*Component data from apps and pages*:
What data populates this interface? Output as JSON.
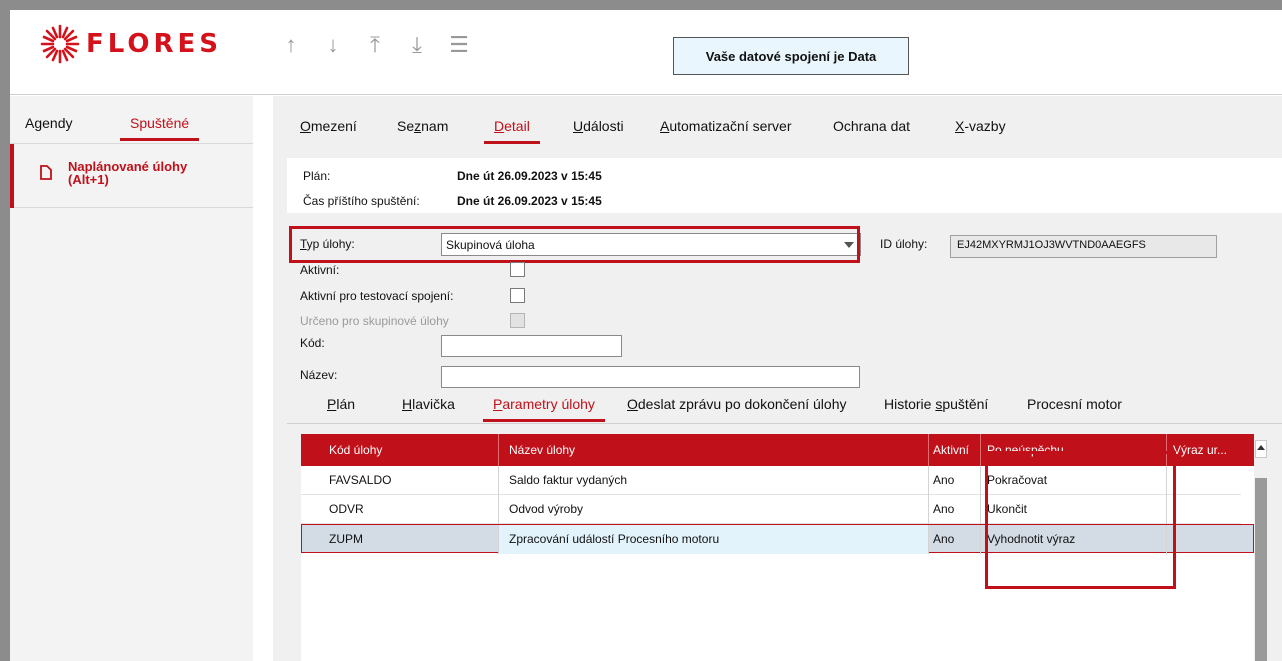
{
  "app": {
    "logo_text": "FLORES",
    "brand_color": "#c01019"
  },
  "toolbar": {
    "icons": [
      "arrow-up-icon",
      "arrow-down-icon",
      "move-to-top-icon",
      "move-to-bottom-icon",
      "menu-icon"
    ],
    "connection": "Vaše datové spojení je Data"
  },
  "sidebar": {
    "tabs": [
      {
        "label": "Agendy"
      },
      {
        "label": "Spuštěné",
        "active": true
      }
    ],
    "item": {
      "label_line1": "Naplánované úlohy",
      "label_line2": "(Alt+1)"
    }
  },
  "nav": {
    "items": [
      {
        "pre": "",
        "u": "O",
        "post": "mezení"
      },
      {
        "pre": "Se",
        "u": "z",
        "post": "nam"
      },
      {
        "pre": "",
        "u": "D",
        "post": "etail",
        "active": true
      },
      {
        "pre": "",
        "u": "U",
        "post": "dálosti"
      },
      {
        "pre": "",
        "u": "A",
        "post": "utomatizační server"
      },
      {
        "pre": "Ochrana dat",
        "u": "",
        "post": ""
      },
      {
        "pre": "",
        "u": "X",
        "post": "-vazby"
      }
    ]
  },
  "plan": {
    "plan_label": "Plán:",
    "plan_value": "Dne út 26.09.2023 v 15:45",
    "next_label": "Čas příštího spuštění:",
    "next_value": "Dne út 26.09.2023 v 15:45"
  },
  "form": {
    "type_label_u": "T",
    "type_label_rest": "yp úlohy:",
    "type_value": "Skupinová úloha",
    "id_label": "ID úlohy:",
    "id_value": "EJ42MXYRMJ1OJ3WVTND0AAEGFS",
    "active_label": "Aktivní:",
    "active_test_label": "Aktivní pro testovací spojení:",
    "group_label": "Určeno pro skupinové úlohy",
    "code_label": "Kód:",
    "name_label": "Název:",
    "code_value": "",
    "name_value": ""
  },
  "subtabs": {
    "items": [
      {
        "pre": "",
        "u": "P",
        "post": "lán"
      },
      {
        "pre": "",
        "u": "H",
        "post": "lavička"
      },
      {
        "pre": "",
        "u": "P",
        "post": "arametry úlohy",
        "active": true
      },
      {
        "pre": "",
        "u": "O",
        "post": "deslat zprávu po dokončení úlohy"
      },
      {
        "pre": "Historie ",
        "u": "s",
        "post": "puštění"
      },
      {
        "pre": "Procesní motor",
        "u": "",
        "post": ""
      }
    ]
  },
  "grid": {
    "columns": [
      "Kód úlohy",
      "Název úlohy",
      "Aktivní",
      "Po neúspěchu",
      "Výraz ur..."
    ],
    "rows": [
      [
        "FAVSALDO",
        "Saldo faktur vydaných",
        "Ano",
        "Pokračovat",
        ""
      ],
      [
        "ODVR",
        "Odvod výroby",
        "Ano",
        "Ukončit",
        ""
      ],
      [
        "ZUPM",
        "Zpracování událostí Procesního motoru",
        "Ano",
        "Vyhodnotit výraz",
        ""
      ]
    ]
  }
}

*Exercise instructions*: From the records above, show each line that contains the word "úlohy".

*Written reply*:
      "label_line1": "Naplánované úlohy",
    "type_label_rest": "yp úlohy:",
    "id_label": "ID úlohy:",
    "group_label": "Určeno pro skupinové úlohy",
        "post": "arametry úlohy",
        "post": "deslat zprávu po dokončení úlohy"
      "Kód úlohy",
      "Název úlohy",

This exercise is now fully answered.